YOUR TASK: Among the entries below, count each line holding the word "placeholder". Write only the number.

RECORDS FOR THE TASK:
▼

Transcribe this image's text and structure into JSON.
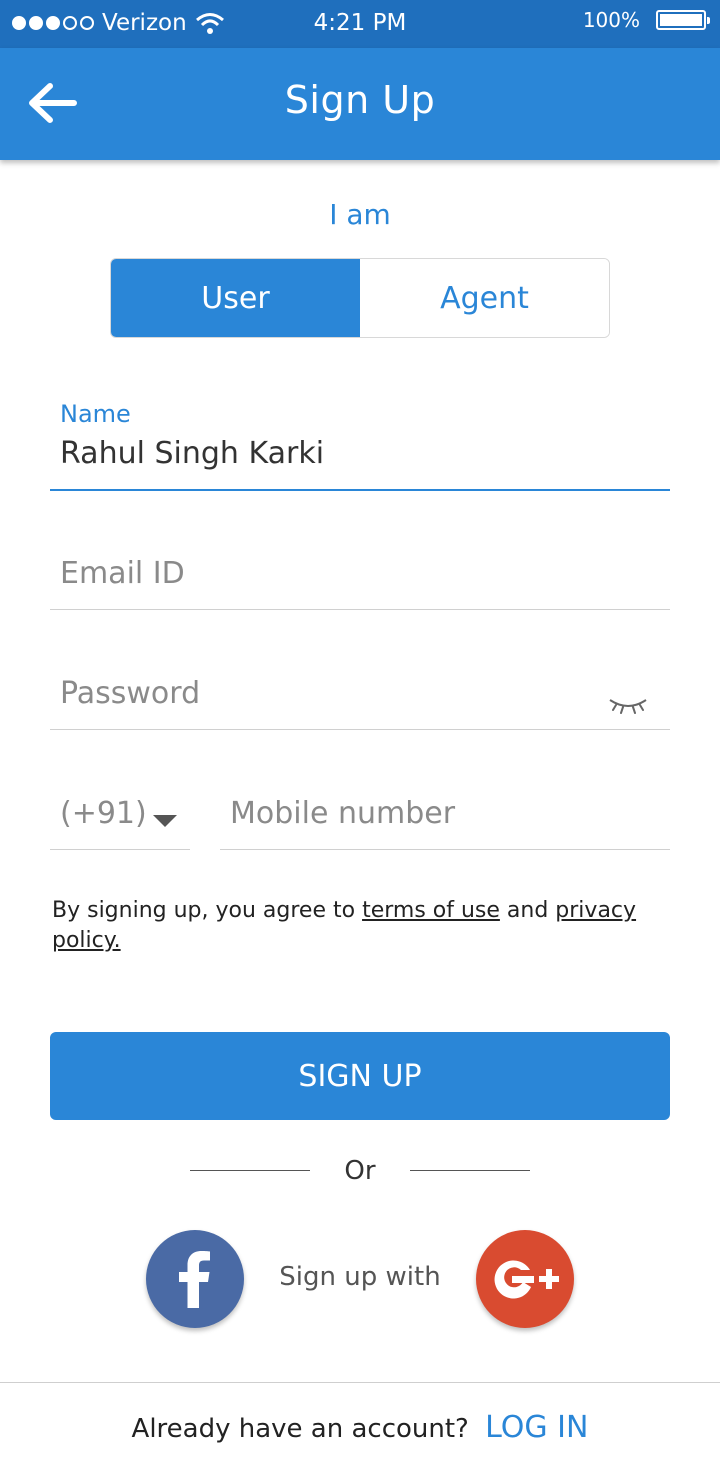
{
  "status_bar": {
    "carrier": "Verizon",
    "time": "4:21 PM",
    "battery": "100%",
    "signal_strength": 3
  },
  "app_bar": {
    "title": "Sign Up",
    "back_icon": "arrow-left-icon"
  },
  "role": {
    "label": "I am",
    "options": [
      "User",
      "Agent"
    ],
    "selected": "User"
  },
  "form": {
    "name": {
      "label": "Name",
      "value": "Rahul Singh Karki"
    },
    "email": {
      "placeholder": "Email ID",
      "value": ""
    },
    "password": {
      "placeholder": "Password",
      "value": "",
      "toggle_icon": "eye-closed-icon"
    },
    "country_code": {
      "value": "(+91)"
    },
    "mobile": {
      "placeholder": "Mobile number",
      "value": ""
    }
  },
  "terms": {
    "prefix": "By signing up, you agree to ",
    "terms_link": "terms of use",
    "and": " and ",
    "privacy_link": "privacy policy."
  },
  "signup_button": "SIGN UP",
  "divider_text": "Or",
  "social": {
    "label": "Sign up with",
    "facebook_icon": "facebook-icon",
    "google_plus_icon": "google-plus-icon"
  },
  "footer": {
    "prompt": "Already have an account?",
    "login_link": "LOG IN"
  },
  "colors": {
    "primary": "#2a86d7",
    "status_bar": "#1f6fbd",
    "facebook": "#4a6aa5",
    "google_plus": "#d94b30"
  }
}
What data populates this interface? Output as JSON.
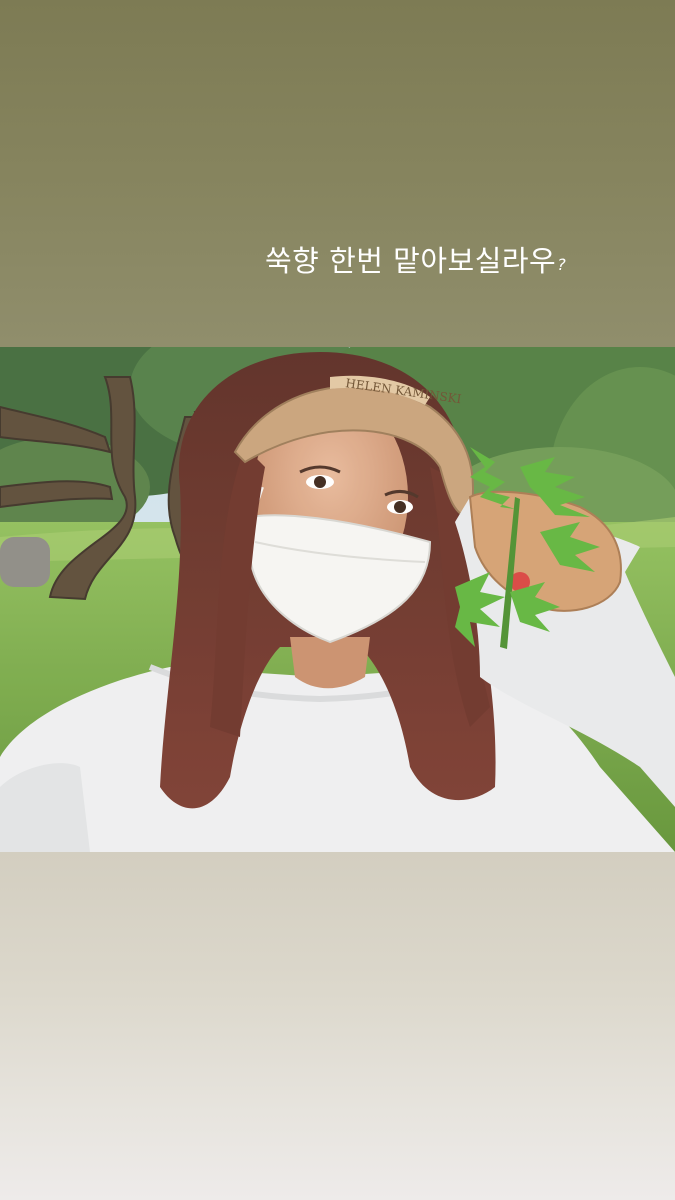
{
  "story": {
    "caption": "쑥향 한번 맡아보실라우",
    "caption_mark": "?",
    "visor_brand": "HELEN KAMINSKI",
    "colors": {
      "top_background": "#86845e",
      "bottom_background": "#e3dfd6",
      "caption_text": "#ffffff"
    }
  }
}
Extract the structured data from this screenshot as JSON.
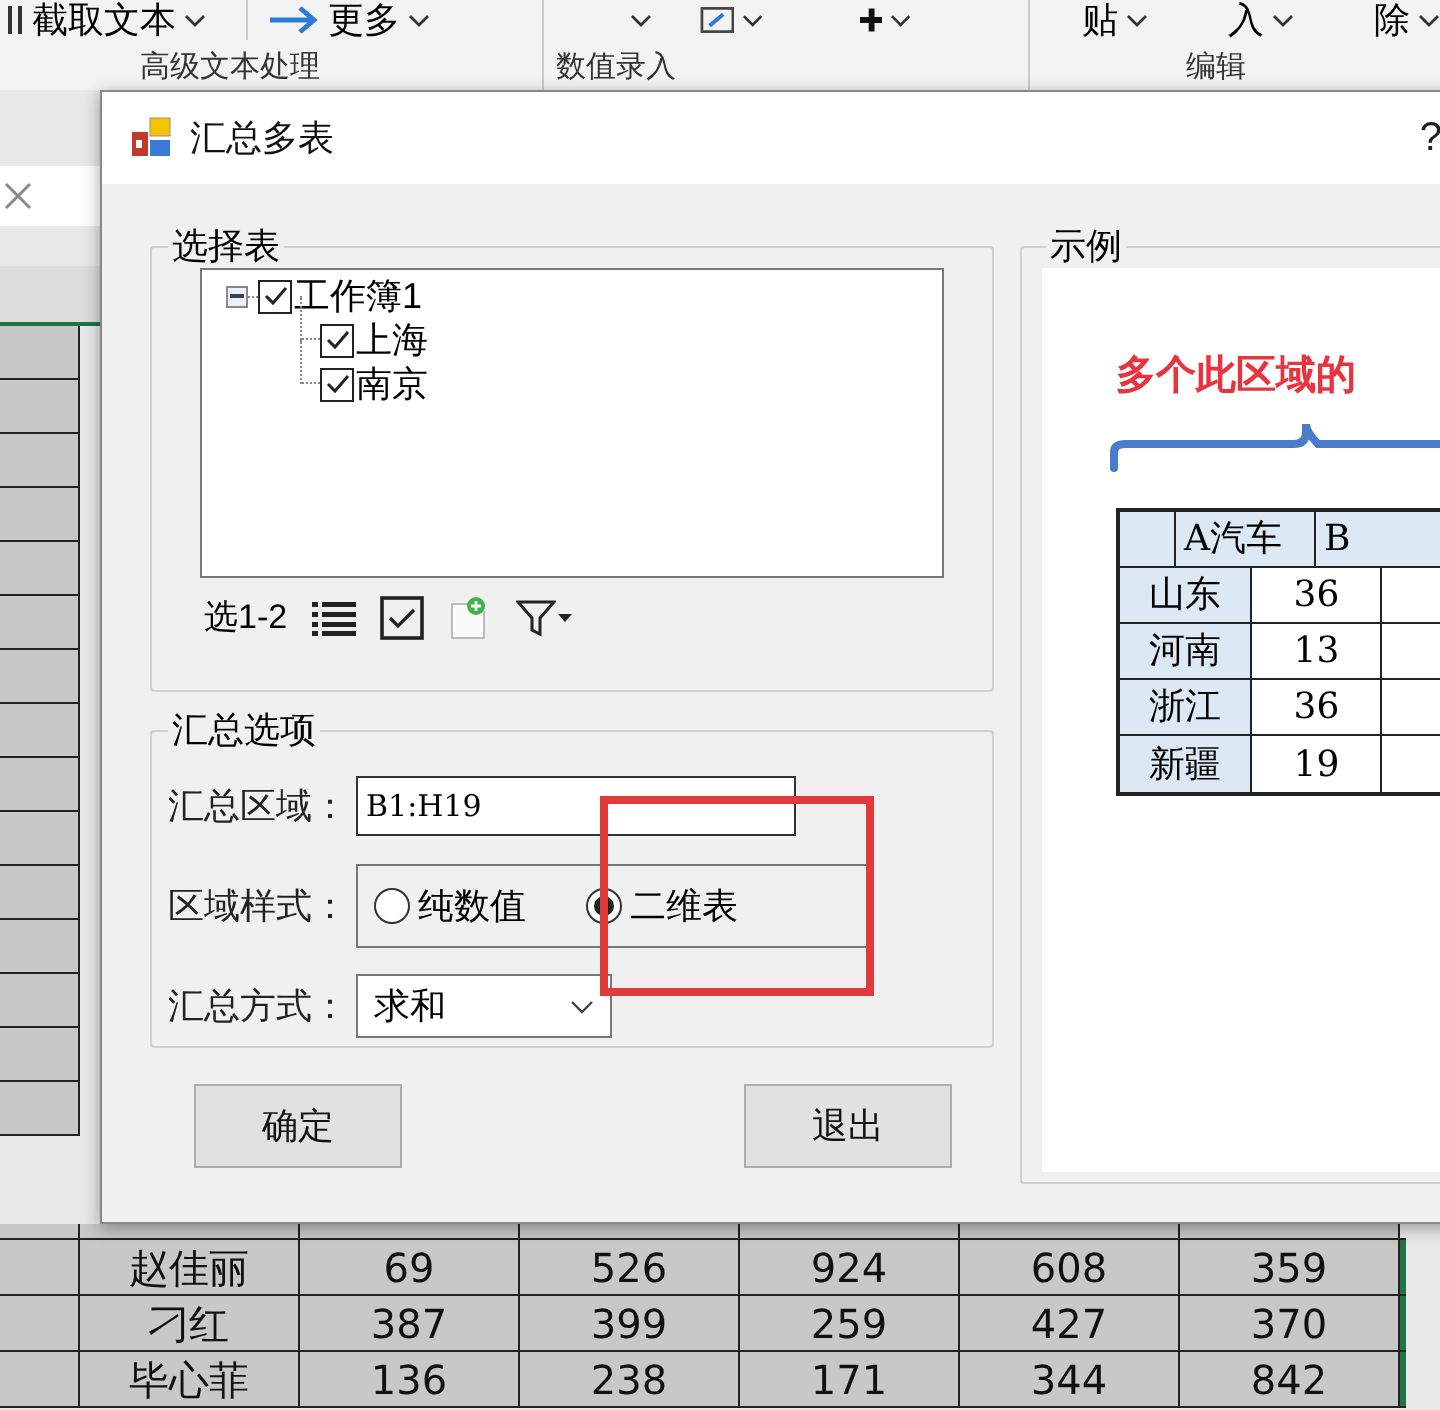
{
  "ribbon": {
    "buttons": [
      {
        "label": "截取文本"
      },
      {
        "label": "更多"
      }
    ],
    "cut_buttons": [
      "贴",
      "入",
      "除"
    ],
    "groups": [
      "高级文本处理",
      "数值录入",
      "编辑"
    ]
  },
  "sheet": {
    "rows": [
      {
        "cells": [
          "赵佳丽",
          "69",
          "526",
          "924",
          "608",
          "359"
        ]
      },
      {
        "cells": [
          "刁红",
          "387",
          "399",
          "259",
          "427",
          "370"
        ]
      },
      {
        "cells": [
          "毕心菲",
          "136",
          "238",
          "171",
          "344",
          "842"
        ]
      }
    ]
  },
  "dialog": {
    "title": "汇总多表",
    "help": "?",
    "select_group": {
      "title": "选择表",
      "tree": [
        {
          "label": "工作簿1",
          "checked": true,
          "expanded": true,
          "children": [
            {
              "label": "上海",
              "checked": true
            },
            {
              "label": "南京",
              "checked": true
            }
          ]
        }
      ],
      "toolbar_label": "选1-2"
    },
    "options_group": {
      "title": "汇总选项",
      "fields": [
        {
          "kind": "input",
          "label": "汇总区域：",
          "value": "B1:H19"
        },
        {
          "kind": "radio",
          "label": "区域样式：",
          "options": [
            {
              "label": "纯数值",
              "selected": false
            },
            {
              "label": "二维表",
              "selected": true
            }
          ]
        },
        {
          "kind": "select",
          "label": "汇总方式：",
          "value": "求和"
        }
      ]
    },
    "buttons": [
      "确定",
      "退出"
    ],
    "example": {
      "title": "示例",
      "caption": "多个此区域的",
      "table": {
        "columns": [
          "A汽车",
          "B"
        ],
        "rows": [
          {
            "label": "山东",
            "cells": [
              "36"
            ]
          },
          {
            "label": "河南",
            "cells": [
              "13"
            ]
          },
          {
            "label": "浙江",
            "cells": [
              "36"
            ]
          },
          {
            "label": "新疆",
            "cells": [
              "19"
            ]
          }
        ]
      }
    }
  }
}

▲

RESULT FOR THIS EXERCISE: 3